(To do) Below is a block of records; return all of them exactly, but without the images.
**** Available data
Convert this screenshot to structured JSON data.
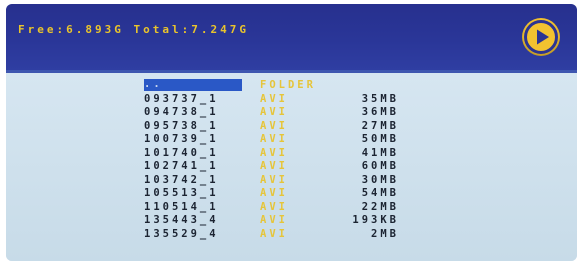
{
  "header": {
    "storage_text": "Free:6.893G Total:7.247G",
    "play_icon": "play-icon"
  },
  "colors": {
    "header_bg": "#2a3698",
    "accent_yellow": "#f2c230",
    "list_bg": "#c9dcea",
    "selection": "#2a58c6"
  },
  "files": [
    {
      "name": "..",
      "type": "FOLDER",
      "size": "",
      "selected": true
    },
    {
      "name": "093737_1",
      "type": "AVI",
      "size": "35MB"
    },
    {
      "name": "094738_1",
      "type": "AVI",
      "size": "36MB"
    },
    {
      "name": "095738_1",
      "type": "AVI",
      "size": "27MB"
    },
    {
      "name": "100739_1",
      "type": "AVI",
      "size": "50MB"
    },
    {
      "name": "101740_1",
      "type": "AVI",
      "size": "41MB"
    },
    {
      "name": "102741_1",
      "type": "AVI",
      "size": "60MB"
    },
    {
      "name": "103742_1",
      "type": "AVI",
      "size": "30MB"
    },
    {
      "name": "105513_1",
      "type": "AVI",
      "size": "54MB"
    },
    {
      "name": "110514_1",
      "type": "AVI",
      "size": "22MB"
    },
    {
      "name": "135443_4",
      "type": "AVI",
      "size": "193KB"
    },
    {
      "name": "135529_4",
      "type": "AVI",
      "size": "2MB"
    }
  ]
}
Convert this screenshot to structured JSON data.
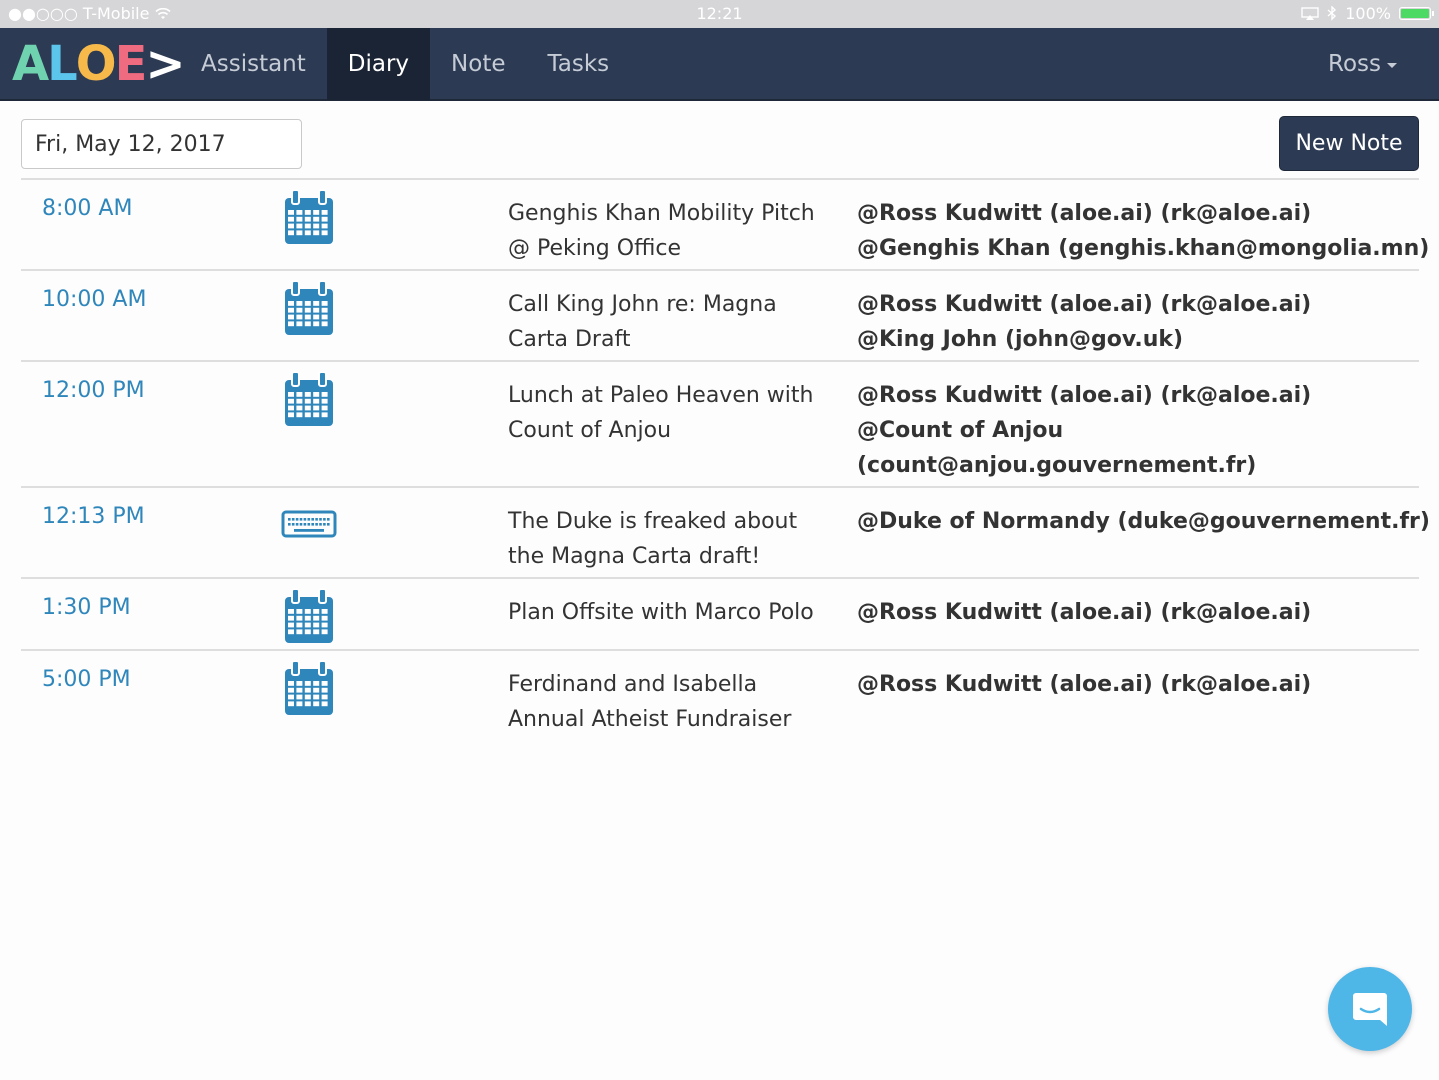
{
  "status_bar": {
    "carrier": "●●○○○ T-Mobile",
    "time": "12:21",
    "battery": "100%"
  },
  "nav": {
    "logo_letters": [
      "A",
      "L",
      "O",
      "E",
      ">"
    ],
    "logo_colors": [
      "#6fd3b0",
      "#5cc5ec",
      "#f6b94a",
      "#ef6b7f",
      "#ffffff"
    ],
    "items": [
      {
        "label": "Assistant"
      },
      {
        "label": "Diary"
      },
      {
        "label": "Note"
      },
      {
        "label": "Tasks"
      }
    ],
    "active": "Diary",
    "user": "Ross"
  },
  "toolbar": {
    "date_value": "Fri, May 12, 2017",
    "new_note_label": "New Note"
  },
  "entries": [
    {
      "time": "8:00 AM",
      "icon": "calendar-icon",
      "title": "Genghis Khan Mobility Pitch @ Peking Office",
      "people": [
        "@Ross Kudwitt (aloe.ai) (rk@aloe.ai)",
        "@Genghis Khan (genghis.khan@mongolia.mn)"
      ]
    },
    {
      "time": "10:00 AM",
      "icon": "calendar-icon",
      "title": "Call King John re: Magna Carta Draft",
      "people": [
        "@Ross Kudwitt (aloe.ai) (rk@aloe.ai)",
        "@King John (john@gov.uk)"
      ]
    },
    {
      "time": "12:00 PM",
      "icon": "calendar-icon",
      "title": "Lunch at Paleo Heaven with Count of Anjou",
      "people": [
        "@Ross Kudwitt (aloe.ai) (rk@aloe.ai)",
        "@Count of Anjou",
        "(count@anjou.gouvernement.fr)"
      ]
    },
    {
      "time": "12:13 PM",
      "icon": "keyboard-icon",
      "title": "The Duke is freaked about the Magna Carta draft!",
      "people": [
        "@Duke of Normandy (duke@gouvernement.fr)"
      ]
    },
    {
      "time": "1:30 PM",
      "icon": "calendar-icon",
      "title": "Plan Offsite with Marco Polo",
      "people": [
        "@Ross Kudwitt (aloe.ai) (rk@aloe.ai)"
      ]
    },
    {
      "time": "5:00 PM",
      "icon": "calendar-icon",
      "title": "Ferdinand and Isabella Annual Atheist Fundraiser",
      "people": [
        "@Ross Kudwitt (aloe.ai) (rk@aloe.ai)"
      ]
    }
  ],
  "colors": {
    "navbar": "#2c3a54",
    "accent": "#2f86bb",
    "chat": "#4fb6e8"
  }
}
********
(Solved problem)
Convert this screenshot to structured JSON data.
{
  "header": {
    "storage_text": "Free:6.893G Total:7.247G",
    "play_icon": "play-icon"
  },
  "colors": {
    "header_bg": "#2a3698",
    "accent_yellow": "#f2c230",
    "list_bg": "#c9dcea",
    "selection": "#2a58c6"
  },
  "files": [
    {
      "name": "..",
      "type": "FOLDER",
      "size": "",
      "selected": true
    },
    {
      "name": "093737_1",
      "type": "AVI",
      "size": "35MB"
    },
    {
      "name": "094738_1",
      "type": "AVI",
      "size": "36MB"
    },
    {
      "name": "095738_1",
      "type": "AVI",
      "size": "27MB"
    },
    {
      "name": "100739_1",
      "type": "AVI",
      "size": "50MB"
    },
    {
      "name": "101740_1",
      "type": "AVI",
      "size": "41MB"
    },
    {
      "name": "102741_1",
      "type": "AVI",
      "size": "60MB"
    },
    {
      "name": "103742_1",
      "type": "AVI",
      "size": "30MB"
    },
    {
      "name": "105513_1",
      "type": "AVI",
      "size": "54MB"
    },
    {
      "name": "110514_1",
      "type": "AVI",
      "size": "22MB"
    },
    {
      "name": "135443_4",
      "type": "AVI",
      "size": "193KB"
    },
    {
      "name": "135529_4",
      "type": "AVI",
      "size": "2MB"
    }
  ]
}
Convert this screenshot to structured JSON data.
{
  "status_bar": {
    "carrier": "●●○○○ T-Mobile",
    "time": "12:21",
    "battery": "100%"
  },
  "nav": {
    "logo_letters": [
      "A",
      "L",
      "O",
      "E",
      ">"
    ],
    "logo_colors": [
      "#6fd3b0",
      "#5cc5ec",
      "#f6b94a",
      "#ef6b7f",
      "#ffffff"
    ],
    "items": [
      {
        "label": "Assistant"
      },
      {
        "label": "Diary"
      },
      {
        "label": "Note"
      },
      {
        "label": "Tasks"
      }
    ],
    "active": "Diary",
    "user": "Ross"
  },
  "toolbar": {
    "date_value": "Fri, May 12, 2017",
    "new_note_label": "New Note"
  },
  "entries": [
    {
      "time": "8:00 AM",
      "icon": "calendar-icon",
      "title": "Genghis Khan Mobility Pitch @ Peking Office",
      "people": [
        "@Ross Kudwitt (aloe.ai) (rk@aloe.ai)",
        "@Genghis Khan (genghis.khan@mongolia.mn)"
      ]
    },
    {
      "time": "10:00 AM",
      "icon": "calendar-icon",
      "title": "Call King John re: Magna Carta Draft",
      "people": [
        "@Ross Kudwitt (aloe.ai) (rk@aloe.ai)",
        "@King John (john@gov.uk)"
      ]
    },
    {
      "time": "12:00 PM",
      "icon": "calendar-icon",
      "title": "Lunch at Paleo Heaven with Count of Anjou",
      "people": [
        "@Ross Kudwitt (aloe.ai) (rk@aloe.ai)",
        "@Count of Anjou",
        "(count@anjou.gouvernement.fr)"
      ]
    },
    {
      "time": "12:13 PM",
      "icon": "keyboard-icon",
      "title": "The Duke is freaked about the Magna Carta draft!",
      "people": [
        "@Duke of Normandy (duke@gouvernement.fr)"
      ]
    },
    {
      "time": "1:30 PM",
      "icon": "calendar-icon",
      "title": "Plan Offsite with Marco Polo",
      "people": [
        "@Ross Kudwitt (aloe.ai) (rk@aloe.ai)"
      ]
    },
    {
      "time": "5:00 PM",
      "icon": "calendar-icon",
      "title": "Ferdinand and Isabella Annual Atheist Fundraiser",
      "people": [
        "@Ross Kudwitt (aloe.ai) (rk@aloe.ai)"
      ]
    }
  ],
  "colors": {
    "navbar": "#2c3a54",
    "accent": "#2f86bb",
    "chat": "#4fb6e8"
  }
}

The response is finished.